"""
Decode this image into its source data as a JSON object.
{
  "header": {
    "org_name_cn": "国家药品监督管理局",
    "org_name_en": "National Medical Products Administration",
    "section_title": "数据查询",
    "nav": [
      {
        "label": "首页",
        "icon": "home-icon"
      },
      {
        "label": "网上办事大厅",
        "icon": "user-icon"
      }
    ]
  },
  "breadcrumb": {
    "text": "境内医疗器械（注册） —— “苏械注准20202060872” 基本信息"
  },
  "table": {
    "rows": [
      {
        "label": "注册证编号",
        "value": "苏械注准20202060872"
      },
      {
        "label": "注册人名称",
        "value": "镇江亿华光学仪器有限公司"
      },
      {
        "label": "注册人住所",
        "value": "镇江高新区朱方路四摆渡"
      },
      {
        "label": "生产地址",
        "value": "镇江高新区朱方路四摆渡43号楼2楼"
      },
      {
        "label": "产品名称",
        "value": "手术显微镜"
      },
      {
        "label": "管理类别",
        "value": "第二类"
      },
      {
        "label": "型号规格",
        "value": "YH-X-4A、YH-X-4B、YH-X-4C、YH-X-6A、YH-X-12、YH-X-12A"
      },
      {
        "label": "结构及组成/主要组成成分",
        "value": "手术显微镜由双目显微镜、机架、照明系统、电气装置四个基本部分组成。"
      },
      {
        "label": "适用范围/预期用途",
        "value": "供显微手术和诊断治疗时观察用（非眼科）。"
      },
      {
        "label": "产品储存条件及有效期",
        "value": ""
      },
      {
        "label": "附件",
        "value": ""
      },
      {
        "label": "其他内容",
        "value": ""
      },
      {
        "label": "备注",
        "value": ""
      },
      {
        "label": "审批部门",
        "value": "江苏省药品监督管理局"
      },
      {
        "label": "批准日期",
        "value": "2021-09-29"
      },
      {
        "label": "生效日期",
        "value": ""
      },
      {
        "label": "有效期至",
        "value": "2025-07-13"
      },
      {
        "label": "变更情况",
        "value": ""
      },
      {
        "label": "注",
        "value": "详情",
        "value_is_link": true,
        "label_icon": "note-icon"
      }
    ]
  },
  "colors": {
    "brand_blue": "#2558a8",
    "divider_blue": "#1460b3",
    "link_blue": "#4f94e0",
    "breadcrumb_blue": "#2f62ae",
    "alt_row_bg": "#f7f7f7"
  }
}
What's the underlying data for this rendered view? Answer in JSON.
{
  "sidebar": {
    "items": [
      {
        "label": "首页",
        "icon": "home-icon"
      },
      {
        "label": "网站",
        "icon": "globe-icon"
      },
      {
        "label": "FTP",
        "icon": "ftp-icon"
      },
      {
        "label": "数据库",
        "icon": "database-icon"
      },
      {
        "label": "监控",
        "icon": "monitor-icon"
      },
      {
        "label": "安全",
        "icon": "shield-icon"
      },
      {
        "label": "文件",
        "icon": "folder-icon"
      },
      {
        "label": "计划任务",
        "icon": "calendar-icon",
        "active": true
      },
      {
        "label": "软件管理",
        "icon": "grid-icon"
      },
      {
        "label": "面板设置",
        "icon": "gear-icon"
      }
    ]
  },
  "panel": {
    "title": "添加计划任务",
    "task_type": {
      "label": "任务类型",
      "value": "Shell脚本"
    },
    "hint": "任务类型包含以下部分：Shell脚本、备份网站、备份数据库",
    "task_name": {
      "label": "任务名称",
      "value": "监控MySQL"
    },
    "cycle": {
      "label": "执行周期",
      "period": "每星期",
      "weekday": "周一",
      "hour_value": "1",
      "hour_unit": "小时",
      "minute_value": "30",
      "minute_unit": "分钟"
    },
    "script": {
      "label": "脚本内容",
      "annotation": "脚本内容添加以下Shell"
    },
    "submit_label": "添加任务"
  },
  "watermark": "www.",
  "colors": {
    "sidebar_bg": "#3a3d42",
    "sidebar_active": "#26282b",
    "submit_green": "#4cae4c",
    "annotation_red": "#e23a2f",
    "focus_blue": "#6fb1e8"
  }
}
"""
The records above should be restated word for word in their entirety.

OUTPUT BELOW:
Decode this image into its source data as a JSON object.
{
  "header": {
    "org_name_cn": "国家药品监督管理局",
    "org_name_en": "National Medical Products Administration",
    "section_title": "数据查询",
    "nav": [
      {
        "label": "首页",
        "icon": "home-icon"
      },
      {
        "label": "网上办事大厅",
        "icon": "user-icon"
      }
    ]
  },
  "breadcrumb": {
    "text": "境内医疗器械（注册） —— “苏械注准20202060872” 基本信息"
  },
  "table": {
    "rows": [
      {
        "label": "注册证编号",
        "value": "苏械注准20202060872"
      },
      {
        "label": "注册人名称",
        "value": "镇江亿华光学仪器有限公司"
      },
      {
        "label": "注册人住所",
        "value": "镇江高新区朱方路四摆渡"
      },
      {
        "label": "生产地址",
        "value": "镇江高新区朱方路四摆渡43号楼2楼"
      },
      {
        "label": "产品名称",
        "value": "手术显微镜"
      },
      {
        "label": "管理类别",
        "value": "第二类"
      },
      {
        "label": "型号规格",
        "value": "YH-X-4A、YH-X-4B、YH-X-4C、YH-X-6A、YH-X-12、YH-X-12A"
      },
      {
        "label": "结构及组成/主要组成成分",
        "value": "手术显微镜由双目显微镜、机架、照明系统、电气装置四个基本部分组成。"
      },
      {
        "label": "适用范围/预期用途",
        "value": "供显微手术和诊断治疗时观察用（非眼科）。"
      },
      {
        "label": "产品储存条件及有效期",
        "value": ""
      },
      {
        "label": "附件",
        "value": ""
      },
      {
        "label": "其他内容",
        "value": ""
      },
      {
        "label": "备注",
        "value": ""
      },
      {
        "label": "审批部门",
        "value": "江苏省药品监督管理局"
      },
      {
        "label": "批准日期",
        "value": "2021-09-29"
      },
      {
        "label": "生效日期",
        "value": ""
      },
      {
        "label": "有效期至",
        "value": "2025-07-13"
      },
      {
        "label": "变更情况",
        "value": ""
      },
      {
        "label": "注",
        "value": "详情",
        "value_is_link": true,
        "label_icon": "note-icon"
      }
    ]
  },
  "colors": {
    "brand_blue": "#2558a8",
    "divider_blue": "#1460b3",
    "link_blue": "#4f94e0",
    "breadcrumb_blue": "#2f62ae",
    "alt_row_bg": "#f7f7f7"
  }
}
What's the underlying data for this rendered view? Answer in JSON.
{
  "sidebar": {
    "items": [
      {
        "label": "首页",
        "icon": "home-icon"
      },
      {
        "label": "网站",
        "icon": "globe-icon"
      },
      {
        "label": "FTP",
        "icon": "ftp-icon"
      },
      {
        "label": "数据库",
        "icon": "database-icon"
      },
      {
        "label": "监控",
        "icon": "monitor-icon"
      },
      {
        "label": "安全",
        "icon": "shield-icon"
      },
      {
        "label": "文件",
        "icon": "folder-icon"
      },
      {
        "label": "计划任务",
        "icon": "calendar-icon",
        "active": true
      },
      {
        "label": "软件管理",
        "icon": "grid-icon"
      },
      {
        "label": "面板设置",
        "icon": "gear-icon"
      }
    ]
  },
  "panel": {
    "title": "添加计划任务",
    "task_type": {
      "label": "任务类型",
      "value": "Shell脚本"
    },
    "hint": "任务类型包含以下部分：Shell脚本、备份网站、备份数据库",
    "task_name": {
      "label": "任务名称",
      "value": "监控MySQL"
    },
    "cycle": {
      "label": "执行周期",
      "period": "每星期",
      "weekday": "周一",
      "hour_value": "1",
      "hour_unit": "小时",
      "minute_value": "30",
      "minute_unit": "分钟"
    },
    "script": {
      "label": "脚本内容",
      "annotation": "脚本内容添加以下Shell"
    },
    "submit_label": "添加任务"
  },
  "watermark": "www.",
  "colors": {
    "sidebar_bg": "#3a3d42",
    "sidebar_active": "#26282b",
    "submit_green": "#4cae4c",
    "annotation_red": "#e23a2f",
    "focus_blue": "#6fb1e8"
  }
}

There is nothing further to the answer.